▶ [WHAT IS BEING ASKED]
Go through the entries below and count the lines holding the word "changes". Reply with only the number, please.

======== MATERIAL SUPPLIED ========

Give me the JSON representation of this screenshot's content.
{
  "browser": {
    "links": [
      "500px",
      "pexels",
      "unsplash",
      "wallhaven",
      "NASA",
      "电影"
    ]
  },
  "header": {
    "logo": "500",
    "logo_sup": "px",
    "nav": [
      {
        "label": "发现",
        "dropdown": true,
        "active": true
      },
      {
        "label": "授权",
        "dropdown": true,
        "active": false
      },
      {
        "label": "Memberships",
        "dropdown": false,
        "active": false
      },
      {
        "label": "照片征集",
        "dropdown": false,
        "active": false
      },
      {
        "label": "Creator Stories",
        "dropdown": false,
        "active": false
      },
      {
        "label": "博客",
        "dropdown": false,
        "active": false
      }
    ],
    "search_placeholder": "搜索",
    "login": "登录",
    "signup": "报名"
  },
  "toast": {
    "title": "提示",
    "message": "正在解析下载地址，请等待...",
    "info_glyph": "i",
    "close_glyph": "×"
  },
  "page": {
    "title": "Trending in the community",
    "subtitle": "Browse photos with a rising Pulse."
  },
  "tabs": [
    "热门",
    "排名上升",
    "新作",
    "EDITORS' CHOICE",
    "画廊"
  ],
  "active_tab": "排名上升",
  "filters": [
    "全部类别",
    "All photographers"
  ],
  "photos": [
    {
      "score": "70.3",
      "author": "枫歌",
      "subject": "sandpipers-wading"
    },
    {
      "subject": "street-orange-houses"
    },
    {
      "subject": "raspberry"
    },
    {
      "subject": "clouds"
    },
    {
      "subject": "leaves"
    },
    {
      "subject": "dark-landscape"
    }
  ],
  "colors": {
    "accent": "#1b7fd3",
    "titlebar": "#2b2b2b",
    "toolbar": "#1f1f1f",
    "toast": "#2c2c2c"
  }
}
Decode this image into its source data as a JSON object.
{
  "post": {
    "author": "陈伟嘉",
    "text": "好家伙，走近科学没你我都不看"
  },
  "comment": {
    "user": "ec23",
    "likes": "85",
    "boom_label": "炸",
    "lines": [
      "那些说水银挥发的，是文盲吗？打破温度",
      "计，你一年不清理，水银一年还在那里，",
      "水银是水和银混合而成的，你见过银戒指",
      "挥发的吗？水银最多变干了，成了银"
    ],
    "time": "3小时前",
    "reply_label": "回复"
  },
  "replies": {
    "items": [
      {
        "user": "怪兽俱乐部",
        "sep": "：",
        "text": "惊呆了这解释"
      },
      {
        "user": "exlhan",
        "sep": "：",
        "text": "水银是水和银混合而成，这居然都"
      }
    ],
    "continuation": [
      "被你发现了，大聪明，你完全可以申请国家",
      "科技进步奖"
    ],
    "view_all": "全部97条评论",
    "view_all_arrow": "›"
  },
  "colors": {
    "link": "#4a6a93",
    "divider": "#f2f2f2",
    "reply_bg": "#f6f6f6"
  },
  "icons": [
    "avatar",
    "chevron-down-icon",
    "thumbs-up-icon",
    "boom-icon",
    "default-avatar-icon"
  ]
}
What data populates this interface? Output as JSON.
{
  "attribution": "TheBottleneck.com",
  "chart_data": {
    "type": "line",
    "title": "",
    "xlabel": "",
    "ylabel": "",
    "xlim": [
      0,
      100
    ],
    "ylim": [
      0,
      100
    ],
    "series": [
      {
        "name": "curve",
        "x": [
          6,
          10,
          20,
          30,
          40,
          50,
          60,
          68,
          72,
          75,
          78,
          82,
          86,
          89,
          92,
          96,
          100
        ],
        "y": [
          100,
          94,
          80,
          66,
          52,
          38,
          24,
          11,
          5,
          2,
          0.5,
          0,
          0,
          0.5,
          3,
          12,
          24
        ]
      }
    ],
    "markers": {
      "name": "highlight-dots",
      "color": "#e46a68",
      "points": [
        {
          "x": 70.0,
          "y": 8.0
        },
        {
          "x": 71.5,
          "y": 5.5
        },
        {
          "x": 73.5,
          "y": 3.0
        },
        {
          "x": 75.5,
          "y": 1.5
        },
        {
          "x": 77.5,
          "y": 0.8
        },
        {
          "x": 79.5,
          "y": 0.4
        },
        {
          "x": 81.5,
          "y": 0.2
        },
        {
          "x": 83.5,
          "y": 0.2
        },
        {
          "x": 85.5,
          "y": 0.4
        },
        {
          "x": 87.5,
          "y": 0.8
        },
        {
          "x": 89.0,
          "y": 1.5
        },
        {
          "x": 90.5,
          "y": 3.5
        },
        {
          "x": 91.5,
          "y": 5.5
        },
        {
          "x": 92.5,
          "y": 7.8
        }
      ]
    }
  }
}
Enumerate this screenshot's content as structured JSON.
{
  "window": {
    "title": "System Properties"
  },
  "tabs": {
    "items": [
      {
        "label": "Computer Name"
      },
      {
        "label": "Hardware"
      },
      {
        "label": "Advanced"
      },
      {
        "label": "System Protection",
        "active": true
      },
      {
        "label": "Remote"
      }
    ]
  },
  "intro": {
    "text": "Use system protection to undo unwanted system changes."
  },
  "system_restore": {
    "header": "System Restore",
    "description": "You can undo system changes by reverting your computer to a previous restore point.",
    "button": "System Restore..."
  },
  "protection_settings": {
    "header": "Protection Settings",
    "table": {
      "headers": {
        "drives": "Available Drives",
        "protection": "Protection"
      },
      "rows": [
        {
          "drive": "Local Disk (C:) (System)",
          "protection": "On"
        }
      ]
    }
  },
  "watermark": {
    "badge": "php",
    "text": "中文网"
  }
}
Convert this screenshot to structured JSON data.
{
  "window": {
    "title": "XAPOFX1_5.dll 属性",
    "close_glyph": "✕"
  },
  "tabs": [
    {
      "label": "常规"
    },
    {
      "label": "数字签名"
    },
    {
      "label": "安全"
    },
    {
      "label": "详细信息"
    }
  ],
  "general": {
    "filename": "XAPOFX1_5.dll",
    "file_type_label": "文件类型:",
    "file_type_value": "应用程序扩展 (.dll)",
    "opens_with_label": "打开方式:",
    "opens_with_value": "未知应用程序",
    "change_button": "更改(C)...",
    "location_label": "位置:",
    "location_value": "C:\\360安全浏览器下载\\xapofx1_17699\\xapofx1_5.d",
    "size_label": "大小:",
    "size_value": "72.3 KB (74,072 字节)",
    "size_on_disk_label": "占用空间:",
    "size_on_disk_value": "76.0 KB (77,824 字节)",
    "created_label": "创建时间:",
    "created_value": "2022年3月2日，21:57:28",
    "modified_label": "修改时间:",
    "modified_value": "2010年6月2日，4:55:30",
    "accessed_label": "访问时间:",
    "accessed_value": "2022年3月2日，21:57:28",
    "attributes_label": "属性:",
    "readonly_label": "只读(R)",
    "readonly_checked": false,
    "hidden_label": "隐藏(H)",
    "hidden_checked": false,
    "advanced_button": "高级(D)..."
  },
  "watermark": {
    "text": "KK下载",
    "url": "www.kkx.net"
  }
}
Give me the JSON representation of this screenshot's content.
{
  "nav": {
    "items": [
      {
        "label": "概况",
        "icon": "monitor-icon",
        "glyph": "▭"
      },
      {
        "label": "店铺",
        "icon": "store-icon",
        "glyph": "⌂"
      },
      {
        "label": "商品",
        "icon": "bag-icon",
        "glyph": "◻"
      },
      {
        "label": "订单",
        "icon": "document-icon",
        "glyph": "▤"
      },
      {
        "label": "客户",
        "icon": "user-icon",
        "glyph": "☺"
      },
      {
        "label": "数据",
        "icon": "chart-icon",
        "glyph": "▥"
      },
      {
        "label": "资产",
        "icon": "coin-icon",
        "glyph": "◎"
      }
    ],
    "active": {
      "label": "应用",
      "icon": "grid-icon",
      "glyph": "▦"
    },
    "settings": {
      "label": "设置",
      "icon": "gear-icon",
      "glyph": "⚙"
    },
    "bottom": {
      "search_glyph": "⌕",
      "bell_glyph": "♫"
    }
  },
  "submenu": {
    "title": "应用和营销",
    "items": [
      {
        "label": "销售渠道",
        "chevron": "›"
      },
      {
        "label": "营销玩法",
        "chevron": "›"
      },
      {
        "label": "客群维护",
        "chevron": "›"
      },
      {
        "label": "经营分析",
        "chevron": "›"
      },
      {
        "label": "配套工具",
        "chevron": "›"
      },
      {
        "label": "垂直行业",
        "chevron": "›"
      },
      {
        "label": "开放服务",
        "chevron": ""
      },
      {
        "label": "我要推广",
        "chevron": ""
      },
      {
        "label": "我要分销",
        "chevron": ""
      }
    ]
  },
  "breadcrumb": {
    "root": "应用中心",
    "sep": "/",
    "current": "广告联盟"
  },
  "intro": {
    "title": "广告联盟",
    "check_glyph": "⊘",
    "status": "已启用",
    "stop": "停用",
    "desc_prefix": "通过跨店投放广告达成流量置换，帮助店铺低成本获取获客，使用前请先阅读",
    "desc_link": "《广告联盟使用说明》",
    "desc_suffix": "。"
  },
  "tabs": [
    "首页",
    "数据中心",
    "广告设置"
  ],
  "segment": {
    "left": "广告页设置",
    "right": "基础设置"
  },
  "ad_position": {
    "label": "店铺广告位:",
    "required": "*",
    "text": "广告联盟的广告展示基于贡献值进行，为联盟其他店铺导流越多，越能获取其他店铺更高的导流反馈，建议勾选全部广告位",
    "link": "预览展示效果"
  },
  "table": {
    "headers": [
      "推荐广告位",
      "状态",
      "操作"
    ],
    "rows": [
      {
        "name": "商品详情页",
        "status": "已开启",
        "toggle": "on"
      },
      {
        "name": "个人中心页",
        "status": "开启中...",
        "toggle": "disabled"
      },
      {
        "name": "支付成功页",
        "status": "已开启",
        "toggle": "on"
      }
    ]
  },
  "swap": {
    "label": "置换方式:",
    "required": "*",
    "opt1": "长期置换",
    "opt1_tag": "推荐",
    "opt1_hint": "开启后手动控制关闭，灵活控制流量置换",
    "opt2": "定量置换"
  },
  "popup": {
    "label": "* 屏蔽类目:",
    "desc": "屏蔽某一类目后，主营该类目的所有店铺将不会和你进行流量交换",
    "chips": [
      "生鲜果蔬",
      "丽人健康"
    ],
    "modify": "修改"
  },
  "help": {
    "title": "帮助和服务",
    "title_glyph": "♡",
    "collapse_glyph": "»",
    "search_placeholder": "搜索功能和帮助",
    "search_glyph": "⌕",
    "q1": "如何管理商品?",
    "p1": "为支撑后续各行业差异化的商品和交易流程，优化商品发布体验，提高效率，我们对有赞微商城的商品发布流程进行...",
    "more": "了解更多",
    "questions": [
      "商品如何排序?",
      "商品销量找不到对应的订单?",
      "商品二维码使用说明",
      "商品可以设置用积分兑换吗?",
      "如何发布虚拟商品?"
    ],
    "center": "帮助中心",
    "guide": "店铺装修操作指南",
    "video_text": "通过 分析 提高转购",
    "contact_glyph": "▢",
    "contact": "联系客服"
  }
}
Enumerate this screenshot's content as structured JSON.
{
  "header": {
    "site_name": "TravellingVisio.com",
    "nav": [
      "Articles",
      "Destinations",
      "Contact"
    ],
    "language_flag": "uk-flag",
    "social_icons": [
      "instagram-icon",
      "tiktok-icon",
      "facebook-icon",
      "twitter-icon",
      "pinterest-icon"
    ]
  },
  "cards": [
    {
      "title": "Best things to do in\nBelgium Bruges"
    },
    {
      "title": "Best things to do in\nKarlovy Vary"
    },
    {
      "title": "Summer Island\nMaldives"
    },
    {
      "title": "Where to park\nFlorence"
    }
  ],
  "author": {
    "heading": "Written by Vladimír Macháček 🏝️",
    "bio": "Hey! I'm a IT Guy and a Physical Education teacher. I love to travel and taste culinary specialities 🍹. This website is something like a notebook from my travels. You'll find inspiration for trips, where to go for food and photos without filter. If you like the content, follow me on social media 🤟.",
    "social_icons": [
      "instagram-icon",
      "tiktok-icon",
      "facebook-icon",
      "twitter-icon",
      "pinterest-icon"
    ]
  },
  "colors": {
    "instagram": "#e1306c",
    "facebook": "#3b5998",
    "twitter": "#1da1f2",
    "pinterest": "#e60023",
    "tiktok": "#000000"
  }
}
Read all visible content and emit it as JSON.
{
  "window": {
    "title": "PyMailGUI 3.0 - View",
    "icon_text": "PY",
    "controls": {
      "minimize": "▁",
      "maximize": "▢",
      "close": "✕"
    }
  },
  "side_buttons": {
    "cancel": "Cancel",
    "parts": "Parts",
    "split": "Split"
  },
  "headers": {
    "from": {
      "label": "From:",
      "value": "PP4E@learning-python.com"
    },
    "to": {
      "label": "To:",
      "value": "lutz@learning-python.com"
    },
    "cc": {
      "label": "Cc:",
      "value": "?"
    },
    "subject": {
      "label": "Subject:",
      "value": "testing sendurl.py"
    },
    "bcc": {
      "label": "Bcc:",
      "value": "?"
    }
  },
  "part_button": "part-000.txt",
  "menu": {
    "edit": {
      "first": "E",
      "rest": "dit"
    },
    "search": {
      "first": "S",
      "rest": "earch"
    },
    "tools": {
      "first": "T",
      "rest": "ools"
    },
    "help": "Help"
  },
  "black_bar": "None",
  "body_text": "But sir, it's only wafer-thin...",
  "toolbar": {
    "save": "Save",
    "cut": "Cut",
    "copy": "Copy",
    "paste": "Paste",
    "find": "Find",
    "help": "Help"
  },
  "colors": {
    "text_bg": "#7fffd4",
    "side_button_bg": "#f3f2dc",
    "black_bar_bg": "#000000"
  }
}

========

▶ [RESPONSE TO THIS EXERCISE]
2